#103 ::: Jim Macdonald ::: (view all by) ::: December 22, 2009, 07:52 PM:

Do y'all want to buy Madison Boulder? It might be for sale....

#104 ::: Jun ::: (view all by) ::: November 19, 2010, 05:51 PM:

My mom likes collecting rocks to put in our front yard. I bet she would like to try and get this one too, she's too cute.

[Link in name removed. JDM]

#105 ::: Lee sees spam ::: (view all by) ::: November 19, 2010, 07:57 PM:

Name link @104 goes to a commercial website.

#106 ::: James D. Macdonald ::: (view all by) ::: November 19, 2010, 09:28 PM:

On the off chance it's a real post with an unfortunately chosen name-link (maybe the person works there?) I've just removed the link.

Poster: Are you real?

#108 ::: Henry Troup sees spam ::: (view all by) ::: March 29, 2014, 09:55 PM:

Generic spam,at that.

Welcome to Making Light's comment section. The moderators are Avram Grumer, Teresa & Patrick Nielsen Hayden, and Abi Sutherland. Abi is the moderator most frequently onsite. She's also the kindest. Teresa is the theoretician. Are you feeling lucky?

Comments containing more than seven URLs will be held for approval. If you want to comment on a thread that's been closed, please post to the most recent "Open Thread" discussion.

You can subscribe (via RSS) to this particular comment thread. (If this option is baffling, here's a quick introduction.)

Post a comment.
(Real e-mail addresses and URLs only, please.)

HTML Tags:
<strong>Strong</strong> = Strong
<em>Emphasized</em> = Emphasized
<a href="">Linked text</a> = Linked text

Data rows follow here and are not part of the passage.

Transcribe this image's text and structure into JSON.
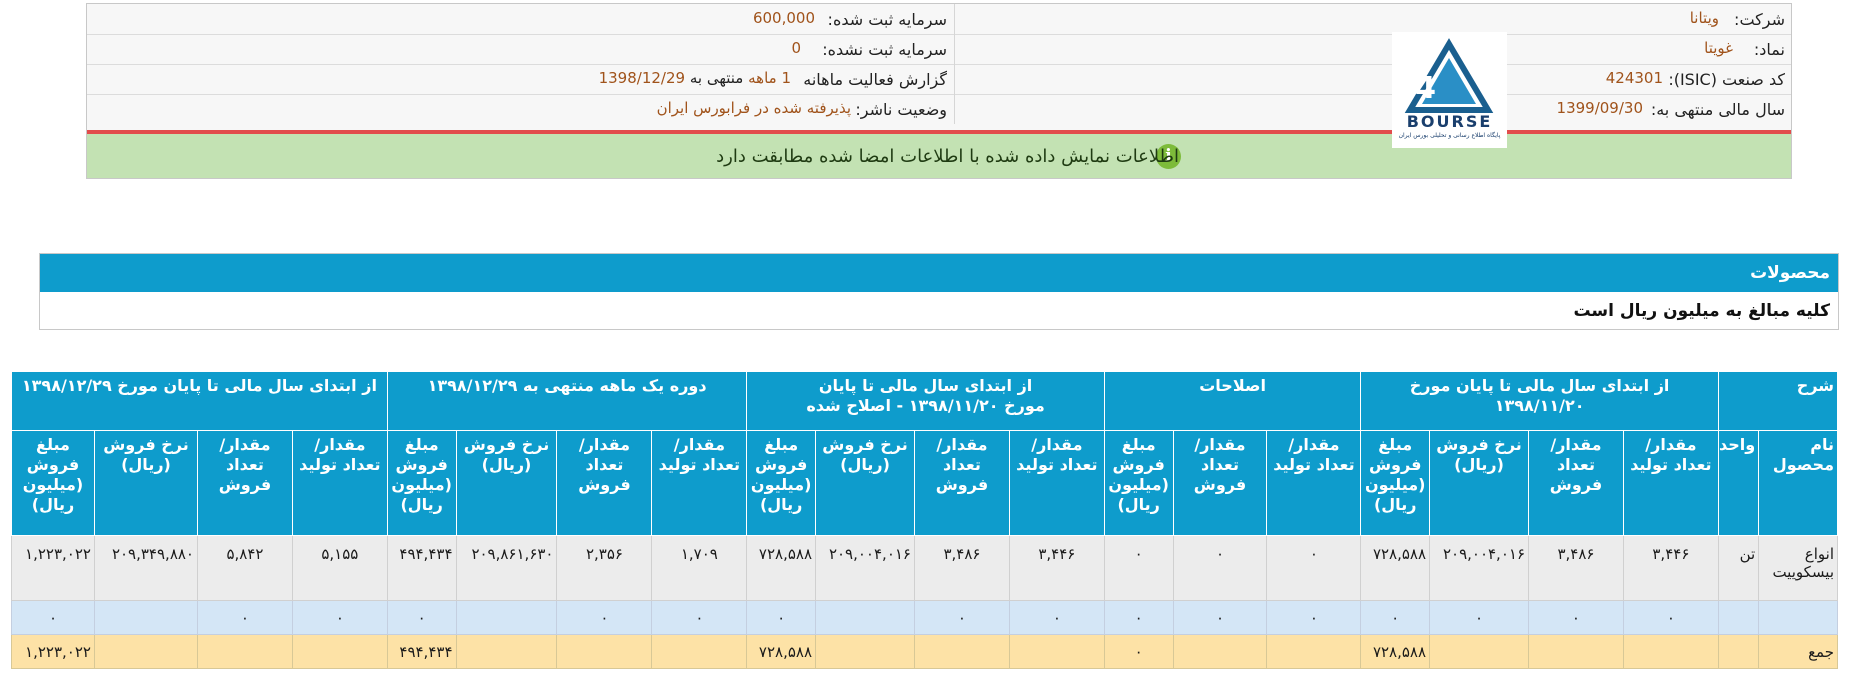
{
  "header": {
    "company_label": "شرکت:",
    "company_value": "ویتانا",
    "symbol_label": "نماد:",
    "symbol_value": "غویتا",
    "isic_label": "کد صنعت (ISIC):",
    "isic_value": "424301",
    "fiscal_label": "سال مالی منتهی به:",
    "fiscal_value": "1399/09/30",
    "reg_capital_label": "سرمایه ثبت شده:",
    "reg_capital_value": "600,000",
    "unreg_capital_label": "سرمایه ثبت نشده:",
    "unreg_capital_value": "0",
    "report_label": "گزارش فعالیت ماهانه",
    "report_months": "1 ماهه",
    "report_ending": "منتهی به",
    "report_date": "1398/12/29",
    "status_label": "وضعیت ناشر:",
    "status_value": "پذیرفته شده در فرابورس ایران",
    "info_message": "اطلاعات نمایش داده شده با اطلاعات امضا شده مطابقت دارد",
    "info_icon": "i"
  },
  "logo": {
    "text": "BOURSE",
    "subtitle": "پایگاه اطلاع رسانی و تحلیلی بورس ایران"
  },
  "products": {
    "title": "محصولات",
    "note": "کلیه مبالغ به میلیون ریال است"
  },
  "table": {
    "group_headers": {
      "desc": "شرح",
      "g1": "از ابتدای سال مالی تا پایان مورخ ۱۳۹۸/۱۱/۲۰",
      "g2": "اصلاحات",
      "g3_line1": "از ابتدای سال مالی تا پایان",
      "g3_line2": "مورخ ۱۳۹۸/۱۱/۲۰ - اصلاح شده",
      "g4": "دوره یک ماهه منتهی به ۱۳۹۸/۱۲/۲۹",
      "g5": "از ابتدای سال مالی تا پایان مورخ ۱۳۹۸/۱۲/۲۹"
    },
    "sub_headers": {
      "product_name": "نام محصول",
      "unit": "واحد",
      "prod_qty": "مقدار/تعداد تولید",
      "sale_qty": "مقدار/تعداد فروش",
      "sale_rate": "نرخ فروش (ریال)",
      "sale_amount": "مبلغ فروش (میلیون ریال)"
    },
    "row1": {
      "name": "انواع بیسکوییت",
      "unit": "تن",
      "g1": [
        "۳,۴۴۶",
        "۳,۴۸۶",
        "۲۰۹,۰۰۴,۰۱۶",
        "۷۲۸,۵۸۸"
      ],
      "g2": [
        "۰",
        "۰",
        "۰"
      ],
      "g3": [
        "۳,۴۴۶",
        "۳,۴۸۶",
        "۲۰۹,۰۰۴,۰۱۶",
        "۷۲۸,۵۸۸"
      ],
      "g4": [
        "۱,۷۰۹",
        "۲,۳۵۶",
        "۲۰۹,۸۶۱,۶۳۰",
        "۴۹۴,۴۳۴"
      ],
      "g5": [
        "۵,۱۵۵",
        "۵,۸۴۲",
        "۲۰۹,۳۴۹,۸۸۰",
        "۱,۲۲۳,۰۲۲"
      ]
    },
    "zero": "۰",
    "total": {
      "label": "جمع",
      "g1_amount": "۷۲۸,۵۸۸",
      "g2_amount": "۰",
      "g3_amount": "۷۲۸,۵۸۸",
      "g4_amount": "۴۹۴,۴۳۴",
      "g5_amount": "۱,۲۲۳,۰۲۲"
    }
  },
  "colors": {
    "accent": "#0e9ccc",
    "info_bg": "#c3e2b3",
    "alert_line": "#e24c4c",
    "value_text": "#a0531b",
    "total_row": "#fde2a6"
  }
}
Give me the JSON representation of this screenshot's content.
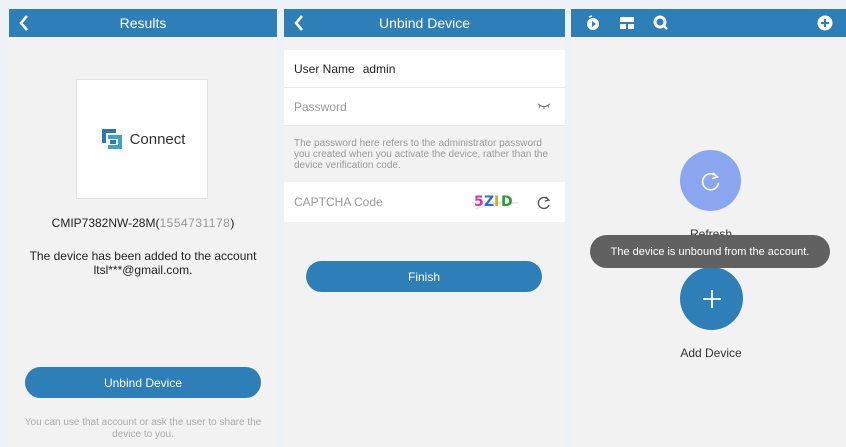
{
  "results_screen": {
    "title": "Results",
    "logo_text": "Connect",
    "model": "CMIP7382NW-28M(",
    "serial": "1554731178",
    "model_close": ")",
    "added_line1": "The device has been added to the account",
    "added_line2": "ltsl***@gmail.com.",
    "unbind_button": "Unbind Device",
    "hint": "You can use that account or ask the user to share the device to you."
  },
  "unbind_screen": {
    "title": "Unbind Device",
    "username_label": "User Name",
    "username_value": "admin",
    "password_placeholder": "Password",
    "note": "The password here refers to the administrator password you created when you activate the device, rather than the device verification code.",
    "captcha_label": "CAPTCHA Code",
    "captcha_chars": [
      "5",
      "Z",
      "I",
      "D"
    ],
    "captcha_colors": [
      "#d63aa0",
      "#2f6fd1",
      "#e0a020",
      "#2f9a3a"
    ],
    "finish_button": "Finish"
  },
  "device_screen": {
    "refresh_label": "Refresh",
    "add_label": "Add Device",
    "toast": "The device is unbound from the account."
  },
  "colors": {
    "brand_blue": "#2e7eb8",
    "refresh_purple": "#8aa6f0",
    "toast_gray": "#616161"
  }
}
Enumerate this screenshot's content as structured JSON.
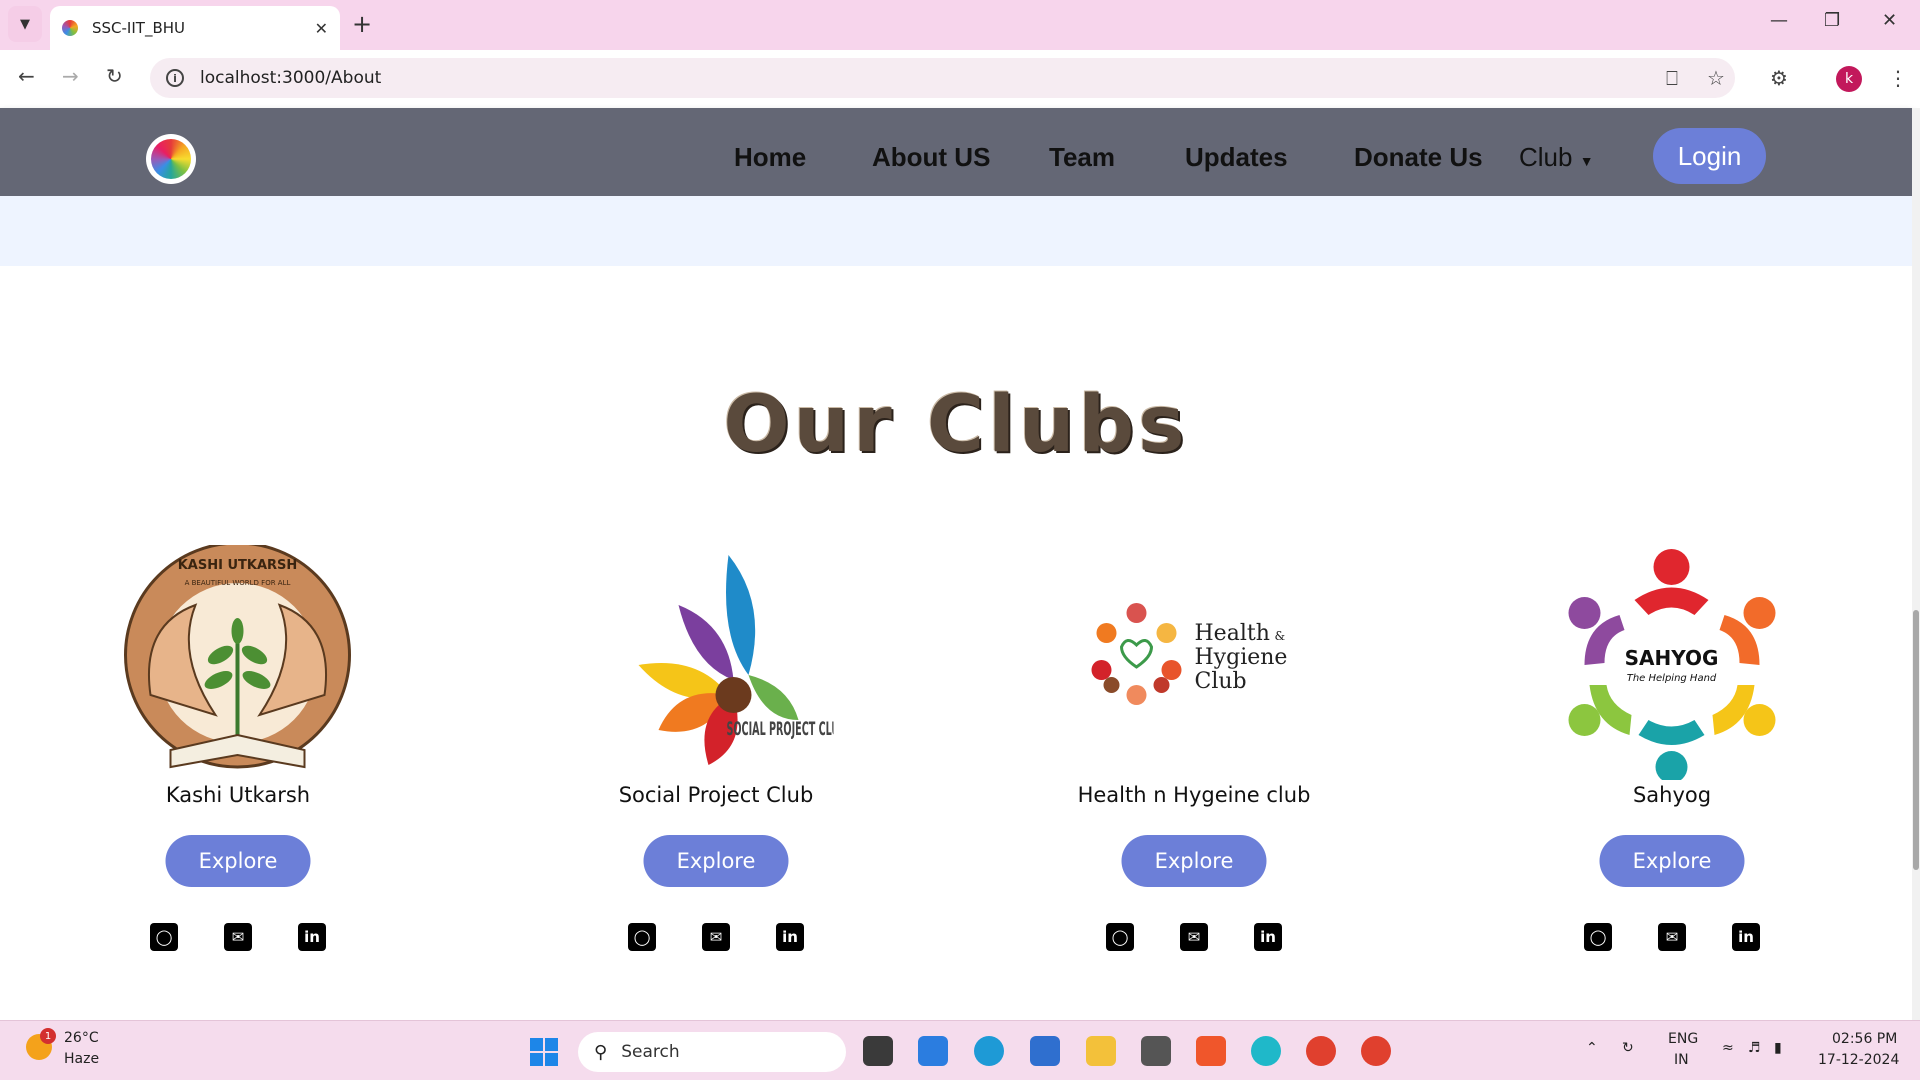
{
  "browser": {
    "tab_title": "SSC-IIT_BHU",
    "url": "localhost:3000/About",
    "profile_initial": "k"
  },
  "navbar": {
    "links": [
      "Home",
      "About US",
      "Team",
      "Updates",
      "Donate Us"
    ],
    "club_dropdown": "Club",
    "login": "Login"
  },
  "section": {
    "title": "Our Clubs"
  },
  "clubs": [
    {
      "name": "Kashi Utkarsh",
      "logo_text": "KASHI UTKARSH",
      "logo_subtext": "A BEAUTIFUL WORLD FOR ALL",
      "explore": "Explore"
    },
    {
      "name": "Social Project Club",
      "logo_text": "SOCIAL PROJECT CLUB",
      "explore": "Explore"
    },
    {
      "name": "Health n Hygeine club",
      "logo_text_1": "Health",
      "logo_text_amp": "&",
      "logo_text_2": "Hygiene",
      "logo_text_3": "Club",
      "explore": "Explore"
    },
    {
      "name": "Sahyog",
      "logo_text": "SAHYOG",
      "logo_subtext": "The Helping Hand",
      "explore": "Explore"
    }
  ],
  "taskbar": {
    "weather_temp": "26°C",
    "weather_cond": "Haze",
    "weather_badge": "1",
    "search_placeholder": "Search",
    "lang_1": "ENG",
    "lang_2": "IN",
    "time": "02:56 PM",
    "date": "17-12-2024"
  },
  "colors": {
    "navbar_bg": "#646775",
    "accent_button": "#6c7fd8",
    "tabbar_bg": "#f7d5ec"
  }
}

Spelling reference:
Tolkien. Minuscule. Gandhi. Millennium. Delany. Embarrassment. Publishers Weekly. Occurrence. Asimov. Weird. Connoisseur. Accommodate. Hierarchy. Deity. Etiquette. Pharaoh. Teresa. Its. Macdonald. Nielsen Hayden. It's. Fluorosphere. Barack. More here.

(You must preview before posting.)

Dire legal notice
Making Light copyright 2001, 2002, 2003, 2004, 2005, 2006, 2007, 2008, 2009, 2010, 2011, 2012, 2013, 2014, 2015, 2016, 2017 by Patrick & Teresa Nielsen Hayden. All rights reserved.